Linda Tenequer Muscogee Creek Nation. Former global business development writer for a private Fortune 500 company and currently works for her tribal nation as a CHS Analyst. She is a full-blood member of the Muscogee (Creek) Nation and sits on several American Indian boards of directors and continues to write grants for non-profit organizations. She is active in her community and serves on the board for the Morris Indian Community, a chartered Indian community of the Muscogee (Creek) Nation.
Media Coalition Partners Quotes
“It’s time for the voice of Indigenous women to be heard. We have kept our sacred relationship to the earth alive. In a time now when our Mother Earth is speaking loudly to us, it’s time to listen to those who can translate her messages.” Michelle Schenandoah, Oneida. Founder of Rematriation Magazine.
“From 1977 to 1991, there were roles written for Native Women on prime-time television. It’s been 23 years since America has seen or heard Native Women on prime-time television.
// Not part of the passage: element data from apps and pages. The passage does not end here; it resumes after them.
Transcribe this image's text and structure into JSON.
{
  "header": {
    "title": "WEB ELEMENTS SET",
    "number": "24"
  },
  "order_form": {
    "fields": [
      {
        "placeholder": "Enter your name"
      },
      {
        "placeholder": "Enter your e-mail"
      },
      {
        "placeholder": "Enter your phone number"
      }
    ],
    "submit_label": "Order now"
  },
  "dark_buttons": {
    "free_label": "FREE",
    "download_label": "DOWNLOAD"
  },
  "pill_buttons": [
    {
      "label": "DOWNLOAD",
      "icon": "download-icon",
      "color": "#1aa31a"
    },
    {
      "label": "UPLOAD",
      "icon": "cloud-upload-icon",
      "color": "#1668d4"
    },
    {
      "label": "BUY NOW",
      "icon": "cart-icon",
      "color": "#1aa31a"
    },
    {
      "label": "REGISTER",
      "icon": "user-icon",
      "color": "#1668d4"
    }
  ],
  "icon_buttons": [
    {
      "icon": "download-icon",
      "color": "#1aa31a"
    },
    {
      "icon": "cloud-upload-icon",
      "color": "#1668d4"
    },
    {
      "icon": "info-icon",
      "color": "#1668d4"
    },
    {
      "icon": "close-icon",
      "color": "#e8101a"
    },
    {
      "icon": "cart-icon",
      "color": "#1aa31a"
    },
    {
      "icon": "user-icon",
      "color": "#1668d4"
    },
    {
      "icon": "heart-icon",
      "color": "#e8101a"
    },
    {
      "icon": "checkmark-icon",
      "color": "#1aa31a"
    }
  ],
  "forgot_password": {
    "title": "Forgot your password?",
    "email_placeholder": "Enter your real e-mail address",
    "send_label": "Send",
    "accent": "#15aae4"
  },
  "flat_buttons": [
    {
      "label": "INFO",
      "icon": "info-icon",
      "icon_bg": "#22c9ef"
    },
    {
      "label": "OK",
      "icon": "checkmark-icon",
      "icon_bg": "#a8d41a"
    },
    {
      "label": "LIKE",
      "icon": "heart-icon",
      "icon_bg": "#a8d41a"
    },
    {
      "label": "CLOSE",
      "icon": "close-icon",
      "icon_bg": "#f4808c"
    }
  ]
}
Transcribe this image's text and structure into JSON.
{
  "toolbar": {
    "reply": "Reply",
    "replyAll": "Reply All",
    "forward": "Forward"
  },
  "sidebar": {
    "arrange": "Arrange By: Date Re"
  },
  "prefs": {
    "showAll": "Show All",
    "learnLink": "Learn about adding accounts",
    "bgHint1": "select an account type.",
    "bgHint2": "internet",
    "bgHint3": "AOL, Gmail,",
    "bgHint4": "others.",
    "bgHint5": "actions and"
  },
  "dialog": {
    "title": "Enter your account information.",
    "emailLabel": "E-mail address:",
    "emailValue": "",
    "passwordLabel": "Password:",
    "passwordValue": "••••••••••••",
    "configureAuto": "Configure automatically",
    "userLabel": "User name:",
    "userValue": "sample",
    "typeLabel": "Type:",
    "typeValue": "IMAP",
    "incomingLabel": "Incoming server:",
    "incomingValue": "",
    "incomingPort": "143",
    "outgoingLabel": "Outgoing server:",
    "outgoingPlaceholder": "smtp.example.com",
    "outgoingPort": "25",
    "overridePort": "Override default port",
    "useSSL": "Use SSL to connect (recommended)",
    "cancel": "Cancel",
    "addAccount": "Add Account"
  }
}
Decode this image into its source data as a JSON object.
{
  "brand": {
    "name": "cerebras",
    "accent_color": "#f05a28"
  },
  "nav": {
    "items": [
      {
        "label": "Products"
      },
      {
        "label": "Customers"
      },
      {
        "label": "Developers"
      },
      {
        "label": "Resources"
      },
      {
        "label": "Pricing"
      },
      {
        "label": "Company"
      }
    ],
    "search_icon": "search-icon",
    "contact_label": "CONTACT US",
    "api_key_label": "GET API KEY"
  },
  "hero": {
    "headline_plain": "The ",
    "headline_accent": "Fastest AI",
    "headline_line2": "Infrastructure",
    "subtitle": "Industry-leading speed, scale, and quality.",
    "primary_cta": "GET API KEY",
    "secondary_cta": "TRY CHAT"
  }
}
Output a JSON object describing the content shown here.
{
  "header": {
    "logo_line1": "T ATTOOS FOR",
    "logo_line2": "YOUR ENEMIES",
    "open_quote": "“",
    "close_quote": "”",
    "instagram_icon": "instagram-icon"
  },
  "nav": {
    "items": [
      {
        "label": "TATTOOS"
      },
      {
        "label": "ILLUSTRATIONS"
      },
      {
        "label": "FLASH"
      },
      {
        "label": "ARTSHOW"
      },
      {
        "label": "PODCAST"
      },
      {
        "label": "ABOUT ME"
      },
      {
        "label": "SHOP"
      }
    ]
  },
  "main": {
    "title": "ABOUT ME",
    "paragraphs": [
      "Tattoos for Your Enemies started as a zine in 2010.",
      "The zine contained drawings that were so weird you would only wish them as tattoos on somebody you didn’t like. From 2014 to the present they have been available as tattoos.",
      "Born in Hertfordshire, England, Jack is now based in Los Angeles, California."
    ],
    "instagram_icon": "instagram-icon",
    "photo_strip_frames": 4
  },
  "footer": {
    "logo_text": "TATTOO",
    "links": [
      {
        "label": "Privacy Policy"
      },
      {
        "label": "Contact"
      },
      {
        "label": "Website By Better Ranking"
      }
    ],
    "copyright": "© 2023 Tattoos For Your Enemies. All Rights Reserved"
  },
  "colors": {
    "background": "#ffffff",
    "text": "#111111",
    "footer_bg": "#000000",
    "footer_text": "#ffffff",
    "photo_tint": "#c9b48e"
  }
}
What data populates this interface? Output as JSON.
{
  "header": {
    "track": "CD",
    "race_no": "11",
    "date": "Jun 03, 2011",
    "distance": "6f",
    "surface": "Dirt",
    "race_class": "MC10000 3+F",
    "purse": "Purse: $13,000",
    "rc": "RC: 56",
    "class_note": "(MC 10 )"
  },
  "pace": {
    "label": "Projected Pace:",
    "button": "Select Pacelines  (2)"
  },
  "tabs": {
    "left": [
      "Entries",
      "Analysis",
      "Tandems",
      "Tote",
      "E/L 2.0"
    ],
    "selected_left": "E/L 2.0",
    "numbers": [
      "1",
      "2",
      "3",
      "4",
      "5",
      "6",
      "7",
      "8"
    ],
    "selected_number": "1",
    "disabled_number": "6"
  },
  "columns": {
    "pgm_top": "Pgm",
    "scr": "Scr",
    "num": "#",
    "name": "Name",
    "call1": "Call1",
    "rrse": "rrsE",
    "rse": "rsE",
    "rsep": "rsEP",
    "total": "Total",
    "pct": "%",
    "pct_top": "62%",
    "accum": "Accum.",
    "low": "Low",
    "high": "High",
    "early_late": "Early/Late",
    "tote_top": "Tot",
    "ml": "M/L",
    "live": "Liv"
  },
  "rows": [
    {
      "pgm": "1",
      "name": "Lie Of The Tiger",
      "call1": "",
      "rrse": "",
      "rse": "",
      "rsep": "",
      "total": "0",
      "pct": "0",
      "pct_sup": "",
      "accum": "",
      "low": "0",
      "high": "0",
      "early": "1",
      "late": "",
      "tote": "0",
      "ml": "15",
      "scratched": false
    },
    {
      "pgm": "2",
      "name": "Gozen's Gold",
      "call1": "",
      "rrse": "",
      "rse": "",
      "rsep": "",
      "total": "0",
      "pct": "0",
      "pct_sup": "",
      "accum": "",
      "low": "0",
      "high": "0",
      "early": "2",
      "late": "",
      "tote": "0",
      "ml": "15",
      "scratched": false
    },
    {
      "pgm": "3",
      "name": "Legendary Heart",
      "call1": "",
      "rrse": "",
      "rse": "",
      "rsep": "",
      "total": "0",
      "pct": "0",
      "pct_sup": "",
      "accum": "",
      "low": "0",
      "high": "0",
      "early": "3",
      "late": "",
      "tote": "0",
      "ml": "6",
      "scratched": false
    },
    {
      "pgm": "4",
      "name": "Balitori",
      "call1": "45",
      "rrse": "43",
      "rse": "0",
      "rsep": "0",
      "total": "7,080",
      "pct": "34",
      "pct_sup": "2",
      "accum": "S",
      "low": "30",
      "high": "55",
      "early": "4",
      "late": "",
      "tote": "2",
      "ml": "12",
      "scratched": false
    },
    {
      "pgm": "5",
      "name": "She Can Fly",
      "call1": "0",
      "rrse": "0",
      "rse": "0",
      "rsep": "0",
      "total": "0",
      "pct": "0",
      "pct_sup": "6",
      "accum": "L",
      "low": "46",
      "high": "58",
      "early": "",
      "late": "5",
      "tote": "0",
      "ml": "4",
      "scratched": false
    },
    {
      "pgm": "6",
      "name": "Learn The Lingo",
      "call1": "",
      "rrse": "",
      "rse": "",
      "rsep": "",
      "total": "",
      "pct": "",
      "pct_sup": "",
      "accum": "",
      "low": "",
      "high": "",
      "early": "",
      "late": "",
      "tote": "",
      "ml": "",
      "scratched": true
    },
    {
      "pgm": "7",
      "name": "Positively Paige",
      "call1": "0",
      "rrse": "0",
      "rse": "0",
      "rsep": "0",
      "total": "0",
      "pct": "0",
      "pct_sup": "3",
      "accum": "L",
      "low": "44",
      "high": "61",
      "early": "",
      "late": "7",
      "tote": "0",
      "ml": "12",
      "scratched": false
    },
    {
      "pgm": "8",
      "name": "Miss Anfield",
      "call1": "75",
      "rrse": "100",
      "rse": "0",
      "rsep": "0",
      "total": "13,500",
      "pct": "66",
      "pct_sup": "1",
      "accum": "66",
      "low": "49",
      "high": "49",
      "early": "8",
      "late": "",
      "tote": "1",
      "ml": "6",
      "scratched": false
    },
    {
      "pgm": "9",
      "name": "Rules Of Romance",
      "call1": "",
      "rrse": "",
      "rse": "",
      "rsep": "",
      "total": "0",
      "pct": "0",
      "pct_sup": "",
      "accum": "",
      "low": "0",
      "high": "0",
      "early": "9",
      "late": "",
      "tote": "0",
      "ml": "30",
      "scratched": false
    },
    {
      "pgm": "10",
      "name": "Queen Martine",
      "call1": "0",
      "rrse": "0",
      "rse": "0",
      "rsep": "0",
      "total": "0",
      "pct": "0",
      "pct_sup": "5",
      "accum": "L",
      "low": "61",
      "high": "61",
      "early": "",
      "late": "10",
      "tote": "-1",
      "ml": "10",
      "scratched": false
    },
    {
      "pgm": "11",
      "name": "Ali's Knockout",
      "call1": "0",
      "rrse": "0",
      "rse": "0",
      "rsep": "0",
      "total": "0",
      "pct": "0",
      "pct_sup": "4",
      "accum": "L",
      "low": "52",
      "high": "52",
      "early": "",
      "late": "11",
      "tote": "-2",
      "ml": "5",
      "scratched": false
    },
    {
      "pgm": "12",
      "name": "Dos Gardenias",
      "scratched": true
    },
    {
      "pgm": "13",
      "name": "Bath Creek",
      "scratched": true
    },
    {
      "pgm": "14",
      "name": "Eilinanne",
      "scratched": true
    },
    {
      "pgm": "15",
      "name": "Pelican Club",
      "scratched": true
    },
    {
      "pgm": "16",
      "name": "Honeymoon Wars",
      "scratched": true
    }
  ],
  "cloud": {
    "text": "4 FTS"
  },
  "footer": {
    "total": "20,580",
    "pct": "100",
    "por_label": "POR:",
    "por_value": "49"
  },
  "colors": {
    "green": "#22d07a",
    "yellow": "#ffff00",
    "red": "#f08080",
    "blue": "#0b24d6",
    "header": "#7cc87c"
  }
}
We don’t exist to network executives, when will we be human enough to be included in front of, behind the camera and in executive positions” – Joanelle Romero actress|director|producer|founder Native Women Film & Television, Red Nation Film Festival, Red Nation Television Channel, Red Nation Celebration Institute and proud member of The Motion Picture Arts & Sciences.
“As a concerned mother and community member/ leader, I am appalled that society continues to perpetuate stereotypes of American Indians. As the first indigenous people, we should be outraged that this is allowed to continue and be parodied as comedy. Tribal nations work hard across the U.S. to educate and prevent violence against women, men, youth and children and change the image of the American Indian. This is indeed a sad day for our people once again. You would think one would know better by now. Tribal nations work hard across the U.S. to educate and prevent violence against women, men, youth and children and change the image of the American Indian. We need strong warriors and women to stand up and use our collective voice to not allow the perpetuation of stereotypes as we are not fodder for comedy” – states Linda Tenequer Native Women in Film & Television, Former global business development writer for a private Fortune 500 company and currently works for her tribal nation.
Native Women in FILM WHY WE WEAR RED Media Coalition Partners
Indigenous Concepts Consulting